━━━━━ Input material
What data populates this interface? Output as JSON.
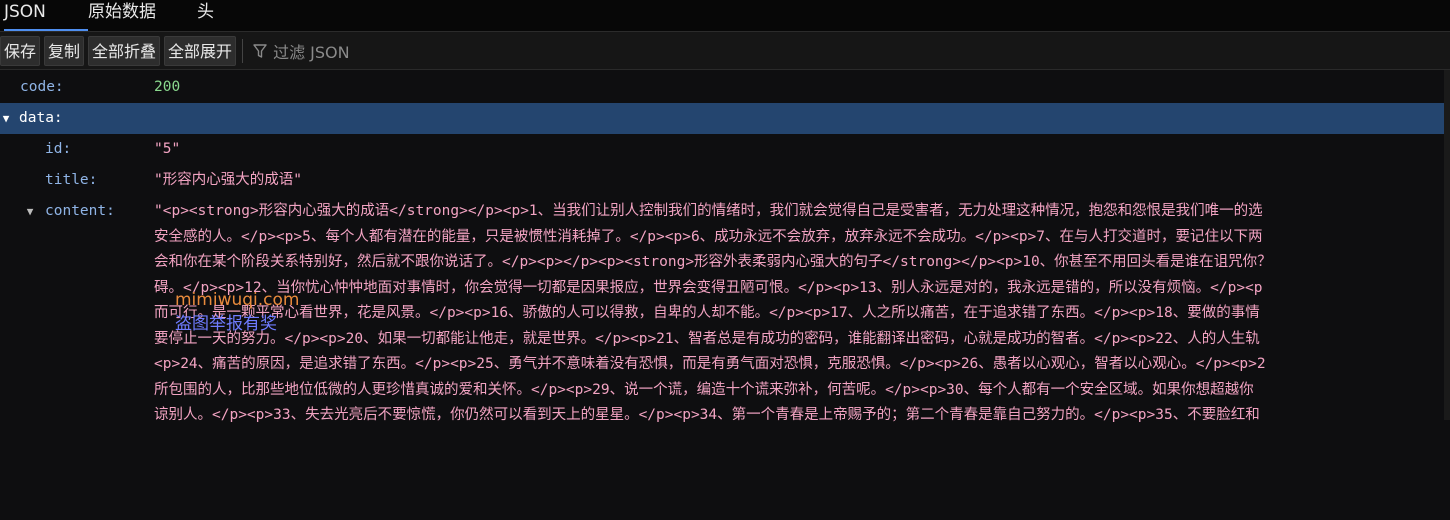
{
  "tabs": [
    {
      "label": "JSON",
      "active": true
    },
    {
      "label": "原始数据",
      "active": false
    },
    {
      "label": "头",
      "active": false
    }
  ],
  "toolbar": {
    "save_label": "保存",
    "copy_label": "复制",
    "collapse_all_label": "全部折叠",
    "expand_all_label": "全部展开",
    "filter_placeholder": "过滤 JSON"
  },
  "tree": {
    "code": {
      "key": "code:",
      "value": "200"
    },
    "data": {
      "key": "data:"
    },
    "id": {
      "key": "id:",
      "value": "\"5\""
    },
    "title": {
      "key": "title:",
      "value": "\"形容内心强大的成语\""
    },
    "content": {
      "key": "content:",
      "lines": [
        "\"<p><strong>形容内心强大的成语</strong></p><p>1、当我们让别人控制我们的情绪时，我们就会觉得自己是受害者，无力处理这种情况，抱怨和怨恨是我们唯一的选",
        "安全感的人。</p><p>5、每个人都有潜在的能量，只是被惯性消耗掉了。</p><p>6、成功永远不会放弃，放弃永远不会成功。</p><p>7、在与人打交道时，要记住以下两",
        "会和你在某个阶段关系特别好，然后就不跟你说话了。</p><p></p><p><strong>形容外表柔弱内心强大的句子</strong></p><p>10、你甚至不用回头看是谁在诅咒你？",
        "碍。</p><p>12、当你忧心忡忡地面对事情时，你会觉得一切都是因果报应，世界会变得丑陋可恨。</p><p>13、别人永远是对的，我永远是错的，所以没有烦恼。</p><p",
        "而可行。是一颗平常心看世界，花是风景。</p><p>16、骄傲的人可以得救，自卑的人却不能。</p><p>17、人之所以痛苦，在于追求错了东西。</p><p>18、要做的事情",
        "要停止一天的努力。</p><p>20、如果一切都能让他走，就是世界。</p><p>21、智者总是有成功的密码，谁能翻译出密码，心就是成功的智者。</p><p>22、人的人生轨",
        "<p>24、痛苦的原因，是追求错了东西。</p><p>25、勇气并不意味着没有恐惧，而是有勇气面对恐惧，克服恐惧。</p><p>26、愚者以心观心，智者以心观心。</p><p>2",
        "所包围的人，比那些地位低微的人更珍惜真诚的爱和关怀。</p><p>29、说一个谎，编造十个谎来弥补，何苦呢。</p><p>30、每个人都有一个安全区域。如果你想超越你",
        "谅别人。</p><p>33、失去光亮后不要惊慌，你仍然可以看到天上的星星。</p><p>34、第一个青春是上帝赐予的；第二个青春是靠自己努力的。</p><p>35、不要脸红和"
      ]
    }
  },
  "watermark": {
    "line1": "mimiwuqi.com",
    "line2": "盗图举报有奖"
  }
}
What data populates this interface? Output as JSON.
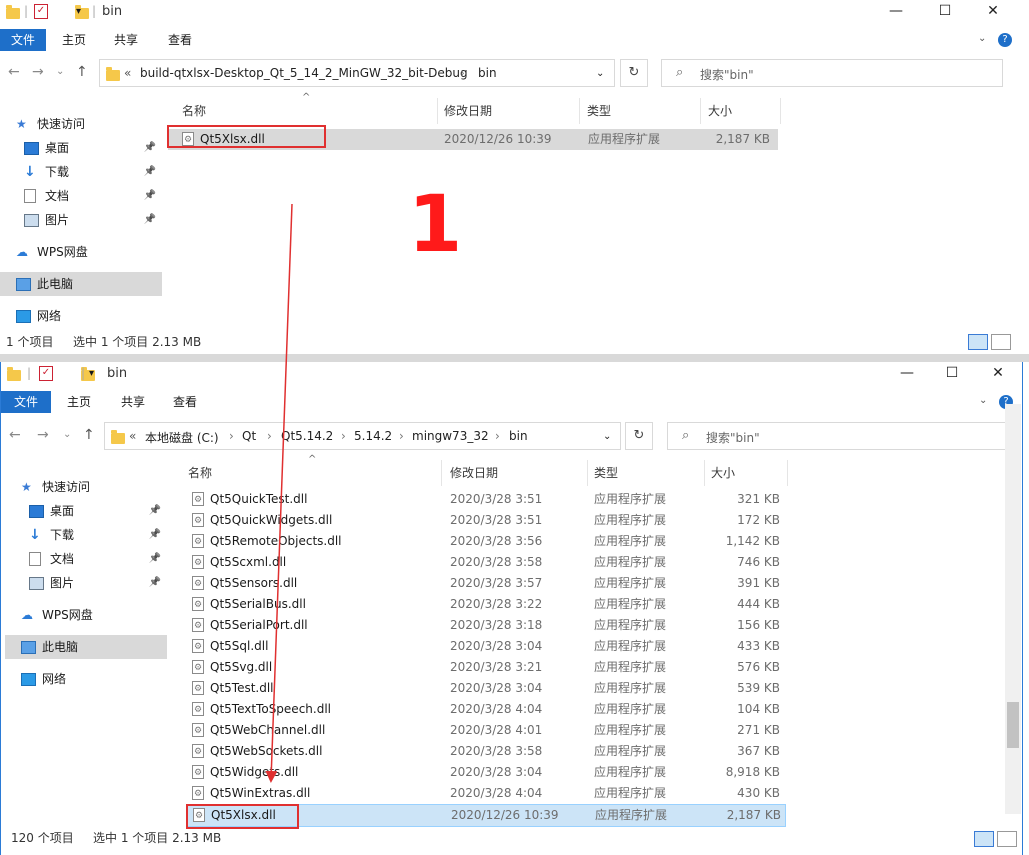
{
  "w1": {
    "title": "bin",
    "ribbon": {
      "file": "文件",
      "home": "主页",
      "share": "共享",
      "view": "查看"
    },
    "address": {
      "overflow": "«",
      "path": [
        "build-qtxlsx-Desktop_Qt_5_14_2_MinGW_32_bit-Debug",
        "bin"
      ]
    },
    "search_placeholder": "搜索\"bin\"",
    "nav": [
      {
        "label": "快速访问",
        "icon": "star-icon"
      },
      {
        "label": "桌面",
        "icon": "desktop-icon",
        "pinned": true
      },
      {
        "label": "下载",
        "icon": "download-icon",
        "pinned": true
      },
      {
        "label": "文档",
        "icon": "document-icon",
        "pinned": true
      },
      {
        "label": "图片",
        "icon": "pictures-icon",
        "pinned": true
      },
      {
        "label": "WPS网盘",
        "icon": "cloud-icon"
      },
      {
        "label": "此电脑",
        "icon": "pc-icon",
        "selected": true
      },
      {
        "label": "网络",
        "icon": "network-icon"
      }
    ],
    "columns": {
      "name": "名称",
      "date": "修改日期",
      "type": "类型",
      "size": "大小"
    },
    "files": [
      {
        "name": "Qt5Xlsx.dll",
        "date": "2020/12/26 10:39",
        "type": "应用程序扩展",
        "size": "2,187 KB",
        "selected": true
      }
    ],
    "status": {
      "count": "1 个项目",
      "selected": "选中 1 个项目  2.13 MB"
    }
  },
  "w2": {
    "title": "bin",
    "ribbon": {
      "file": "文件",
      "home": "主页",
      "share": "共享",
      "view": "查看"
    },
    "address": {
      "overflow": "«",
      "path": [
        "本地磁盘 (C:)",
        "Qt",
        "Qt5.14.2",
        "5.14.2",
        "mingw73_32",
        "bin"
      ]
    },
    "search_placeholder": "搜索\"bin\"",
    "nav": [
      {
        "label": "快速访问",
        "icon": "star-icon"
      },
      {
        "label": "桌面",
        "icon": "desktop-icon",
        "pinned": true
      },
      {
        "label": "下载",
        "icon": "download-icon",
        "pinned": true
      },
      {
        "label": "文档",
        "icon": "document-icon",
        "pinned": true
      },
      {
        "label": "图片",
        "icon": "pictures-icon",
        "pinned": true
      },
      {
        "label": "WPS网盘",
        "icon": "cloud-icon"
      },
      {
        "label": "此电脑",
        "icon": "pc-icon",
        "selected": true
      },
      {
        "label": "网络",
        "icon": "network-icon"
      }
    ],
    "columns": {
      "name": "名称",
      "date": "修改日期",
      "type": "类型",
      "size": "大小"
    },
    "files": [
      {
        "name": "Qt5QuickTest.dll",
        "date": "2020/3/28 3:51",
        "type": "应用程序扩展",
        "size": "321 KB"
      },
      {
        "name": "Qt5QuickWidgets.dll",
        "date": "2020/3/28 3:51",
        "type": "应用程序扩展",
        "size": "172 KB"
      },
      {
        "name": "Qt5RemoteObjects.dll",
        "date": "2020/3/28 3:56",
        "type": "应用程序扩展",
        "size": "1,142 KB"
      },
      {
        "name": "Qt5Scxml.dll",
        "date": "2020/3/28 3:58",
        "type": "应用程序扩展",
        "size": "746 KB"
      },
      {
        "name": "Qt5Sensors.dll",
        "date": "2020/3/28 3:57",
        "type": "应用程序扩展",
        "size": "391 KB"
      },
      {
        "name": "Qt5SerialBus.dll",
        "date": "2020/3/28 3:22",
        "type": "应用程序扩展",
        "size": "444 KB"
      },
      {
        "name": "Qt5SerialPort.dll",
        "date": "2020/3/28 3:18",
        "type": "应用程序扩展",
        "size": "156 KB"
      },
      {
        "name": "Qt5Sql.dll",
        "date": "2020/3/28 3:04",
        "type": "应用程序扩展",
        "size": "433 KB"
      },
      {
        "name": "Qt5Svg.dll",
        "date": "2020/3/28 3:21",
        "type": "应用程序扩展",
        "size": "576 KB"
      },
      {
        "name": "Qt5Test.dll",
        "date": "2020/3/28 3:04",
        "type": "应用程序扩展",
        "size": "539 KB"
      },
      {
        "name": "Qt5TextToSpeech.dll",
        "date": "2020/3/28 4:04",
        "type": "应用程序扩展",
        "size": "104 KB"
      },
      {
        "name": "Qt5WebChannel.dll",
        "date": "2020/3/28 4:01",
        "type": "应用程序扩展",
        "size": "271 KB"
      },
      {
        "name": "Qt5WebSockets.dll",
        "date": "2020/3/28 3:58",
        "type": "应用程序扩展",
        "size": "367 KB"
      },
      {
        "name": "Qt5Widgets.dll",
        "date": "2020/3/28 3:04",
        "type": "应用程序扩展",
        "size": "8,918 KB"
      },
      {
        "name": "Qt5WinExtras.dll",
        "date": "2020/3/28 4:04",
        "type": "应用程序扩展",
        "size": "430 KB"
      },
      {
        "name": "Qt5Xlsx.dll",
        "date": "2020/12/26 10:39",
        "type": "应用程序扩展",
        "size": "2,187 KB",
        "selected": true
      }
    ],
    "status": {
      "count": "120 个项目",
      "selected": "选中 1 个项目  2.13 MB"
    },
    "scroll_position": 0.82
  },
  "annotation": {
    "label": "1",
    "color": "#ff1a1a"
  },
  "colors": {
    "accent": "#1e6fc9",
    "selection": "#cce4f7",
    "annotation": "#e03030"
  }
}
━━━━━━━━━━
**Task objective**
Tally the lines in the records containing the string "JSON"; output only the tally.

**Result of the exercise**
4